Murdoch's News Corp said on Friday it would purchase Harlequin from Torstar Corp, owner of the Toronto Star, Canada's largest daily newspaper by circulation.
With backing of the billionaire's global empire, the deal will give a more secure financial footing to Harlequin - known for churning out more than a thousand "bodice ripper" books every year, with titles like "A Game of Seduction" and "The Heartbreaker Prince."
The C$455 million purchase is News Corp's largest since its assets were split off last year from its cable, TV and movie studio properties, now known as 21st Century Fox Inc
News Corp will pick up a dusty book company, albeit one with global and digital distribution that News Corp plans to use to extend its footprint. Harlequin, to become a unit of News Corp's HarperCollins book publishing subsidiary, gets about 40 percent of its revenue from e-book sales in North America and about 20 percent outside the region. Worldwide, HarperCollins generates about 20 percent of its revenue from digital sales.
Torstar shares surged 17.7 percent on Friday.
News Corp Chief Executive Robert Thomson said it was quicker and cheaper to buy Harlequin than to build a distribution and digital platform.
"The amount of work you have to do to build and structure that sensibility is both expensive and time consuming," he said in an interview. "This acquisition is not only about sense and sensibility but structure and sensibility."
Wells Fargo analyst Eric Katz noted the deal would boost News Corp's book publishing revenue as a percent of its total revenue to 20 percent from 16 percent and also increase earnings.
"We like the strategic fit, larger international footprint, and News Corp's move into a business with visibly improving margins," Katz said in a note to clients.
Harlequin, which owns the Mills & Boon British imprint, publishes more than 100 novels a month in 34 languages across six continents. It has published more than 6 billion books since it was founded in 1949 and has branched out into e-books, downloadable audio and smartphone apps.
Roughly 40 percent of Harlequin's revenue comes from books published in languages other than English, while 99 percent of HarperCollins books are published in English.
"It is one of the few global book brands targeted to women," HarperCollins CEO Brian Murray said in an interview. "They have done a terrific job extending that brand around the world."
HarperCollins said Harlequin will remain based in Toronto.
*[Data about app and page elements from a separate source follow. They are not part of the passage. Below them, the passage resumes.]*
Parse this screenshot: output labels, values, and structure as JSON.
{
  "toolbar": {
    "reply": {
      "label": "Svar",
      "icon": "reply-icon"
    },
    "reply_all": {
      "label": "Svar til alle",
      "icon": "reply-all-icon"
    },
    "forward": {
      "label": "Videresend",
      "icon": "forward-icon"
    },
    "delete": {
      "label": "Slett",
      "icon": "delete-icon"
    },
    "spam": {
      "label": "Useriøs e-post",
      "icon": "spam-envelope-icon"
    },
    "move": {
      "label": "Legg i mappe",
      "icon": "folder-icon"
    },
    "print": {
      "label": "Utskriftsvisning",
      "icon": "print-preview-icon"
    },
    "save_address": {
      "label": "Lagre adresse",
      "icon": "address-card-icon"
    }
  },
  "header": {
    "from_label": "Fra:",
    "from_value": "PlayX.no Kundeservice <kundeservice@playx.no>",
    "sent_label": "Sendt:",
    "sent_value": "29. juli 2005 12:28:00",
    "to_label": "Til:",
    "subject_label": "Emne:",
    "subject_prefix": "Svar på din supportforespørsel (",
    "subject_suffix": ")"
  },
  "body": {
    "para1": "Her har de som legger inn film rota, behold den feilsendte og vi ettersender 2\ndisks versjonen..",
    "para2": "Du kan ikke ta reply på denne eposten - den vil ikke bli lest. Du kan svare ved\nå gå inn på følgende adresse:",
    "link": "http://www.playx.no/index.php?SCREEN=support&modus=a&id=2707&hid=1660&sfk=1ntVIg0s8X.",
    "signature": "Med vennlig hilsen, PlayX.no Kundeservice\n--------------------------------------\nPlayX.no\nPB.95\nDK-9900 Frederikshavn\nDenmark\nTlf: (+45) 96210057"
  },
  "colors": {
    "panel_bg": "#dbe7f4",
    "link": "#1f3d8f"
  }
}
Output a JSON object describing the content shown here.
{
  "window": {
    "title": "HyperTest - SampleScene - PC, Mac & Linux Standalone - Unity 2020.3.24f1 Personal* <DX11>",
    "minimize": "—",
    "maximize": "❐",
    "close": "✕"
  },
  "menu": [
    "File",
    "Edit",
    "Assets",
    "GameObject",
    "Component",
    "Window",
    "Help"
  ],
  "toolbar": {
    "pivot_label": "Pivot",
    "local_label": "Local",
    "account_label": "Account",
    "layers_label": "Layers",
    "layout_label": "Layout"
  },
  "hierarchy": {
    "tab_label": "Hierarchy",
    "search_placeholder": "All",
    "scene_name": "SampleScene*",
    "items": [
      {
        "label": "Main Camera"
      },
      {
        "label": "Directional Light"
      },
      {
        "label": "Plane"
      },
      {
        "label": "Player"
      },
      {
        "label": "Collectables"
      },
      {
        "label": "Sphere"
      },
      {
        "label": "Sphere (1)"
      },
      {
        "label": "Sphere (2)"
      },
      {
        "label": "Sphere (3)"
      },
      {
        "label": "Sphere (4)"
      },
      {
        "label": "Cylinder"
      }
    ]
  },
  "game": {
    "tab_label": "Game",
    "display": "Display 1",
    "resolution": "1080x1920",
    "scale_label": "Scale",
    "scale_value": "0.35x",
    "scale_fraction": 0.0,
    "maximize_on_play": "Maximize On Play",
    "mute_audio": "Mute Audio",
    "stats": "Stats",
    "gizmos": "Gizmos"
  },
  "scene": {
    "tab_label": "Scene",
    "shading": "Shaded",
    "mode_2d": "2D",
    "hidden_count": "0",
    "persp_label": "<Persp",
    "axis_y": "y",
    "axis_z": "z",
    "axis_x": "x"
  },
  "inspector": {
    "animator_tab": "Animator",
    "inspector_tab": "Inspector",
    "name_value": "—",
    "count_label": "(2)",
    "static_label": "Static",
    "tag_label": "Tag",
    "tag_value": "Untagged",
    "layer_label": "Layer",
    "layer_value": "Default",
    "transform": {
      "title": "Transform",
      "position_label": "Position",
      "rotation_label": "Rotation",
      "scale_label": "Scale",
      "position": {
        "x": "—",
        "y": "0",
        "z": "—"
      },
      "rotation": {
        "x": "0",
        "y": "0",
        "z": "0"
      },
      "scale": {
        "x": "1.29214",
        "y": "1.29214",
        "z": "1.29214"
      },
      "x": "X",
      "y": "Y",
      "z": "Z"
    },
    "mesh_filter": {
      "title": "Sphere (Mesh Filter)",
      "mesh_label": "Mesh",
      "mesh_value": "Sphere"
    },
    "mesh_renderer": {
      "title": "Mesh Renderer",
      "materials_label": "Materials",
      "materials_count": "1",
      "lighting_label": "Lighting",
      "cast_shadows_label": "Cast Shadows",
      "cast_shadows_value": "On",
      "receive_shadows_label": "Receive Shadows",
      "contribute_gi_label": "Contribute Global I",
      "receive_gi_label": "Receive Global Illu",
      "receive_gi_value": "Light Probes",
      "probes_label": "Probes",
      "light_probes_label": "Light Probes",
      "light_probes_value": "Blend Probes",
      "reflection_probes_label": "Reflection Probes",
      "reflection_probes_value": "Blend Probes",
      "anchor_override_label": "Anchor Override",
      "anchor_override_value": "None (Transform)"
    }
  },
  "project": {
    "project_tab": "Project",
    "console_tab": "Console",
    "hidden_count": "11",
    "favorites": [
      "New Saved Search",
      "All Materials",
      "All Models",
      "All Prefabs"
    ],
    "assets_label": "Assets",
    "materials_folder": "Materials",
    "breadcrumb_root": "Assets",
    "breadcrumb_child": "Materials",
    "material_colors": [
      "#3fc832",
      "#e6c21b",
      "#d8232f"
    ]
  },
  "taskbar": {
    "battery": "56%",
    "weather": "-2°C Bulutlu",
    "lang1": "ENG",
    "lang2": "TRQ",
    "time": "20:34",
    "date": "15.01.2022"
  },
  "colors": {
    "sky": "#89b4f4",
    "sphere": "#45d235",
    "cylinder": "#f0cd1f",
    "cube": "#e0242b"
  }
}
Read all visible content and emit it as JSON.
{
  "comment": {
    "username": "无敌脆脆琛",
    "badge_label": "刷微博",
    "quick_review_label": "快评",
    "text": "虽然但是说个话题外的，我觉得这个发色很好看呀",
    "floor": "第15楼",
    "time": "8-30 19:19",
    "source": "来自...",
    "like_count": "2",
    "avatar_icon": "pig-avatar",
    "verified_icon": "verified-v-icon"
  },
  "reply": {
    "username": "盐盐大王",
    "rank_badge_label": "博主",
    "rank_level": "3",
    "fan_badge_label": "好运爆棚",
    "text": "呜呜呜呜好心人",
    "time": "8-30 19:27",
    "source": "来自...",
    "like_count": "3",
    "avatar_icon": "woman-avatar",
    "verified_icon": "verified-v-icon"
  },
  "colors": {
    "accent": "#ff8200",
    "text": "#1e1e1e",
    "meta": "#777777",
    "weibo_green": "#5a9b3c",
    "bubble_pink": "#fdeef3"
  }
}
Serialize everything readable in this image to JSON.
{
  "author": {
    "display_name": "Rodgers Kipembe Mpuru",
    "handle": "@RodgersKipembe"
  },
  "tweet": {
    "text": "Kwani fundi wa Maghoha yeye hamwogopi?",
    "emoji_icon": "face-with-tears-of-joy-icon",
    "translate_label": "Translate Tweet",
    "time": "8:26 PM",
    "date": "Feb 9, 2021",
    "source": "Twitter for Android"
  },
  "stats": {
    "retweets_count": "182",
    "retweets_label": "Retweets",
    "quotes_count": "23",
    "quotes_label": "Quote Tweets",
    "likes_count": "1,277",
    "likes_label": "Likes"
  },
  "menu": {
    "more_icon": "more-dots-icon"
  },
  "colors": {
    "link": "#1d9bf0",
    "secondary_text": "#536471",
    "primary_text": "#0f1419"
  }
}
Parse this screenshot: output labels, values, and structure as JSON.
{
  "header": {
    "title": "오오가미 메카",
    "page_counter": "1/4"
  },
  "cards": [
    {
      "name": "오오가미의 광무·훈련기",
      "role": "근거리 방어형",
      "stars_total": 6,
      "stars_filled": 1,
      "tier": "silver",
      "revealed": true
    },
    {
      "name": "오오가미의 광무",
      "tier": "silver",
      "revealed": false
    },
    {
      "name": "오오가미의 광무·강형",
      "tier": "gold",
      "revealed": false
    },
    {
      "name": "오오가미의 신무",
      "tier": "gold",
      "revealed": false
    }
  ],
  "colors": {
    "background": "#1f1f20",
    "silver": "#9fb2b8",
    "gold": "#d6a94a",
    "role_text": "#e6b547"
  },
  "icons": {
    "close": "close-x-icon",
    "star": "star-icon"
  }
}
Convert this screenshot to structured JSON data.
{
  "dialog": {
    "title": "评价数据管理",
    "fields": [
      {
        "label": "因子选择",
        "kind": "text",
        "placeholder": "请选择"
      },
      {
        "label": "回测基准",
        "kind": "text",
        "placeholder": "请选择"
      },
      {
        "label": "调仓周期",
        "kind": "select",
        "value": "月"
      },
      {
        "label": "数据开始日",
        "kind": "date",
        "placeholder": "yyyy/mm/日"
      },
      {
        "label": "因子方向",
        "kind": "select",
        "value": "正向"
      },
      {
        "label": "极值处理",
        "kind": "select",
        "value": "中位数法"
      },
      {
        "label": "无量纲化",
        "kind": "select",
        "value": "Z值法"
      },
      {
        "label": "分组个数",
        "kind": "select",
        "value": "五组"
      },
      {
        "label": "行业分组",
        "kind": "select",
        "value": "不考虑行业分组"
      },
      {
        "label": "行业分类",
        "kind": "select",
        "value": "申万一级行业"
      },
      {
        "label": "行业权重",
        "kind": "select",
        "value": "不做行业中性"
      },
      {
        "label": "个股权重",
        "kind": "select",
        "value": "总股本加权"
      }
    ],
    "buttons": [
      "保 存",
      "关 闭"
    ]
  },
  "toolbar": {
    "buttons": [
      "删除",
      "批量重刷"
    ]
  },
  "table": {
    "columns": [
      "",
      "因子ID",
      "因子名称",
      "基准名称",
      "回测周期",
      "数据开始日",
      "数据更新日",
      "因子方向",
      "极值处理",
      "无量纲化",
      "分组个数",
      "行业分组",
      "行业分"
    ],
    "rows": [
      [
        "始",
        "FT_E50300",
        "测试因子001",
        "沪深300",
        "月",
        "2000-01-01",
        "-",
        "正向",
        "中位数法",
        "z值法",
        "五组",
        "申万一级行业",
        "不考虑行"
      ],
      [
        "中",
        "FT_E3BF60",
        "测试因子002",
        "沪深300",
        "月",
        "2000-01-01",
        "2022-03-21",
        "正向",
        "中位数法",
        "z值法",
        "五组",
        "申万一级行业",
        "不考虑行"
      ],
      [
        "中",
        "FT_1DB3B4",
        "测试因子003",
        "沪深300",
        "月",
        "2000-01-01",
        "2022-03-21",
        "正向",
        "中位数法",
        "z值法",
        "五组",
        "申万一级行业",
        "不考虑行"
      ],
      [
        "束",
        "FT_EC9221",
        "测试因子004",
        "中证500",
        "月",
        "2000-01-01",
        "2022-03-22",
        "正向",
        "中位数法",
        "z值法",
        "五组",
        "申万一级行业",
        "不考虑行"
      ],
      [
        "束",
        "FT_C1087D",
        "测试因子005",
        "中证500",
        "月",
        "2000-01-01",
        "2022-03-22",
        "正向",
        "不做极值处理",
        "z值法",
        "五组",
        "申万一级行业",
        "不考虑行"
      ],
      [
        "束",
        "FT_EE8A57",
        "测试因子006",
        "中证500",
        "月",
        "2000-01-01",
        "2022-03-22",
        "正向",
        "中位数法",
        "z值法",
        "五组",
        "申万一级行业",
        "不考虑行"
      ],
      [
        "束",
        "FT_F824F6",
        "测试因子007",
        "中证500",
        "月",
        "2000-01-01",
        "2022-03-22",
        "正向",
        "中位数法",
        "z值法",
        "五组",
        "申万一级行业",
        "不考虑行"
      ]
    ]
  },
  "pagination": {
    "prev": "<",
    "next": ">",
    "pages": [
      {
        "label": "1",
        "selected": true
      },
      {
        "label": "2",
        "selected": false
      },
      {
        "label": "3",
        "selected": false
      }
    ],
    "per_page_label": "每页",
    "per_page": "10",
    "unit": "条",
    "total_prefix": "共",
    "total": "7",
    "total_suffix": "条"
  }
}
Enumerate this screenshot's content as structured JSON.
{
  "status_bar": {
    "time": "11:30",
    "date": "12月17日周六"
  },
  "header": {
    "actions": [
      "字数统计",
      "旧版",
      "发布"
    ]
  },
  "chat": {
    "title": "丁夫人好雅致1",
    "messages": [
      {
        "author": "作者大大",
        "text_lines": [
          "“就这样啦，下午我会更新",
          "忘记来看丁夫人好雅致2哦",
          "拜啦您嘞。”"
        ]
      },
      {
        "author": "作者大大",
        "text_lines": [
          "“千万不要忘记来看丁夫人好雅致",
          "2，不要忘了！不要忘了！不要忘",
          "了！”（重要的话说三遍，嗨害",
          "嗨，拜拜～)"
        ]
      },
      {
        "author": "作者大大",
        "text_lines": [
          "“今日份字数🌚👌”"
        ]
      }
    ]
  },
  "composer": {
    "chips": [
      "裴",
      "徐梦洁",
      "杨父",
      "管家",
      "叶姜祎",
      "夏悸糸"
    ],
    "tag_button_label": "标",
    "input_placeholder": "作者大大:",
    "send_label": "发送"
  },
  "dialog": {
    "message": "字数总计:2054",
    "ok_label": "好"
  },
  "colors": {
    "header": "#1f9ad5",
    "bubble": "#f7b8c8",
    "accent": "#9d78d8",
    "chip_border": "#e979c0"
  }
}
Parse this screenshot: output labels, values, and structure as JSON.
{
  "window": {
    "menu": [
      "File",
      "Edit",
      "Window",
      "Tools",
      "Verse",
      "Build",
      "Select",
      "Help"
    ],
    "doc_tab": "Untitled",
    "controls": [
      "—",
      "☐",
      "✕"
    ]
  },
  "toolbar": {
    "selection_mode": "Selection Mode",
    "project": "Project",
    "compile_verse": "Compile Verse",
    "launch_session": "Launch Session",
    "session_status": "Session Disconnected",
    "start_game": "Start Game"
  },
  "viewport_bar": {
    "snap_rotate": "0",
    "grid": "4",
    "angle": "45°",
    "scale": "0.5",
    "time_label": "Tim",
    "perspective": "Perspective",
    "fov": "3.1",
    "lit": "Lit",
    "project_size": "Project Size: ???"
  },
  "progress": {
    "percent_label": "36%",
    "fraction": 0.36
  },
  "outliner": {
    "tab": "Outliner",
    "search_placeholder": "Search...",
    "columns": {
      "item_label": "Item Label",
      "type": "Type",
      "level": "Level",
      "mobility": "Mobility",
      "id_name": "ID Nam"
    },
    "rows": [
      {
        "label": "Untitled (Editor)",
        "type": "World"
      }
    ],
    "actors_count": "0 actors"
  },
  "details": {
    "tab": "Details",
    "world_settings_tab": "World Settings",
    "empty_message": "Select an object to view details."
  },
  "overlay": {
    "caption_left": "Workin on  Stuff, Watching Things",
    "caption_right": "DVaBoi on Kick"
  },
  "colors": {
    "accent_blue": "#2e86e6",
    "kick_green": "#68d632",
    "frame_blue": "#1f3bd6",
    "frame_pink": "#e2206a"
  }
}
The romance novel publisher has more than 1,000 employees worldwide, with about 350 in Canada.
Harlequin's 2013 revenue totaled C$398 million while its earnings before interest, taxes, depreciation and amortization (EBITDA) were C$56 million, accounting for 29 percent and 32 percent of Torstar's overall revenue and EBITDA, respectively.
HarperCollins represents 17 percent of News Corp's total revenue and 21 percent of its cash flow, according to its results for the three months ended in December.
Torstar, almost one-quarter owned by Prem Watsa's Fairfax Financial Holdings Ltd, said it would use a portion of the proceeds to repay debt and invest the rest.
David Holland, Torstar's CEO, said the company did not run an auction process but that the transaction came about after HarperCollins approached Torstar late last year.
Holland said the company was unlikely to raise its dividend but that the cash inflow should allay investor fears about a dividend cut. He said Torstar was focused on eliminating net debt and maintaining a solid balance sheet.
The deal is subject to regulatory approvals and expected to close by the end of the third quarter.
News Corp shares added 0.5 percent to $17.38 in early trading on the Nasdaq on Friday. Torstar's shares rose C1.18 to C$7.89 on the Toronto Stock Exchange.